areas safer. State officials denied the request, and the church sued.
The First Amendments Establishment Clause says government can make no
law respecting the establishment of religion. But theres long been debate about
whether that language requires a complete separation between government and
religion. The Missouri constitution prohibits spending public money in aid of any
church. The church argues that the state constitution violates the 14th
Amendments equal protection principles and the First Amendments guarantee of
free exercise of religion.
This case could help clarify what the separation of church and state really
means, says David Strauss, the University of Chicago law professor.
Theres this notorious problem with the church-state relationship, he
explains. The government cant give too much help to them but also cant be
hostile to them. Drawing that line is very difficult.

Directions: Use the article to answer the questions below.


1. Define the following words using context clues from the text.
ideological

docket:

2. What is the article mostly about?

3. Why has the Supreme Court been operating with only eight justices?

copyright:

Notes on my
thoughts,
reactions and
questions as I
read:

4. How does the author support the claim that a decision in the case Star Athletica v. Varsity Brands could
have a big impact on the fashion industry?

5. Compare the constitutional questions the Supreme Court will weigh in Gloucester County School Board v.
G.G. and Trinity Lutheran Church v. Pauley.

6. How could the Trump administration affect the Gloucester County School Board v. G.G. case?

7. Pick one of the cases from the article and discuss the two sides. Which side do you agree with and why?

Rubric
Plan
Outcome Target

Not Yet

Meets Standards

Exceeds Standards

Creates appropriate plans


and follows them in a
timely manner with
attention to deadlines.

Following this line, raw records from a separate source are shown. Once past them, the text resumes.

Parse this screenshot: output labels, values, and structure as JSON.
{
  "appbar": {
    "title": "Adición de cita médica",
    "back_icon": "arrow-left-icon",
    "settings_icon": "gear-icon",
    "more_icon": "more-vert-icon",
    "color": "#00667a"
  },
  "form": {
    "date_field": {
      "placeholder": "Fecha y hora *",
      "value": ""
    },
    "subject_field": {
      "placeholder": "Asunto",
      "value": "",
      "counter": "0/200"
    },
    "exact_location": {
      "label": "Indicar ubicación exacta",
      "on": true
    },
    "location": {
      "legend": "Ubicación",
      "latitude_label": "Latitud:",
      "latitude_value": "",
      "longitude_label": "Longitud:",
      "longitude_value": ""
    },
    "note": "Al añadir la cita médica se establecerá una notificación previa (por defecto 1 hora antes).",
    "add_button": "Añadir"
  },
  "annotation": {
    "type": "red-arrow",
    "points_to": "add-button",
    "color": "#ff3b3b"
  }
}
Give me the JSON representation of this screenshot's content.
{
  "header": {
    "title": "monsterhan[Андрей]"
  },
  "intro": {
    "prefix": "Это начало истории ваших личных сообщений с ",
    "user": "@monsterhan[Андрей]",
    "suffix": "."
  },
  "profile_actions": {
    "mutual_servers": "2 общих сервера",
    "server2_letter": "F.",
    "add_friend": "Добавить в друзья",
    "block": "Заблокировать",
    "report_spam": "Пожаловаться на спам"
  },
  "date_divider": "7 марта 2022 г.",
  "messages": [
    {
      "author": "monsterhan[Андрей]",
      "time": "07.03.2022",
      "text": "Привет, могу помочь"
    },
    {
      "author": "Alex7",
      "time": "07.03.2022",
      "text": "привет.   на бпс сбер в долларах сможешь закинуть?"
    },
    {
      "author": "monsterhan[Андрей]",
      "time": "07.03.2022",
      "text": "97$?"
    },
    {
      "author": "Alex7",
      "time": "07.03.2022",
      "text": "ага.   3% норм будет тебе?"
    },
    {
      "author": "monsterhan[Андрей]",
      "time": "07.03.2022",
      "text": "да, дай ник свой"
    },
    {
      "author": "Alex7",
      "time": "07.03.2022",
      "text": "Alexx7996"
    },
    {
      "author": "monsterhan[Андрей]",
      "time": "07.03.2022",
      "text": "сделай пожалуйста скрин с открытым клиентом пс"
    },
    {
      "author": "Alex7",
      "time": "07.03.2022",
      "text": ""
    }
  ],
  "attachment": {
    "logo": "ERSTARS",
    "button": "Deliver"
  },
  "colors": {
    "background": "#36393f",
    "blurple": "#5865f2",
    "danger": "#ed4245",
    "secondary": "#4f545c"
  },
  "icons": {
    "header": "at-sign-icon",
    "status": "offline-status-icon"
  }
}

See below
on ways to
improve

Student uses a planning tool (e.g. planner) to


document assignments and project deadlines,
set smaller goals and, if necessary, modify
plans to meet these deadlines. During work
sessions, student organizes class time to
carry out responsibilities and requires no
teacher redirection.

Student uses a planning tool (e.g. planner) to


document assignments and project deadlines,
set smaller goals and, if necessary, modify
plans to meet these deadlines. During work
sessions, student organizes class time to
carry out responsibilities.

Ways to improve this outcome:____ Complete all parts(steps) of the task, _____ next time hand in your assignment on time, _______
spend more time revising before handing in assignment , ____ other: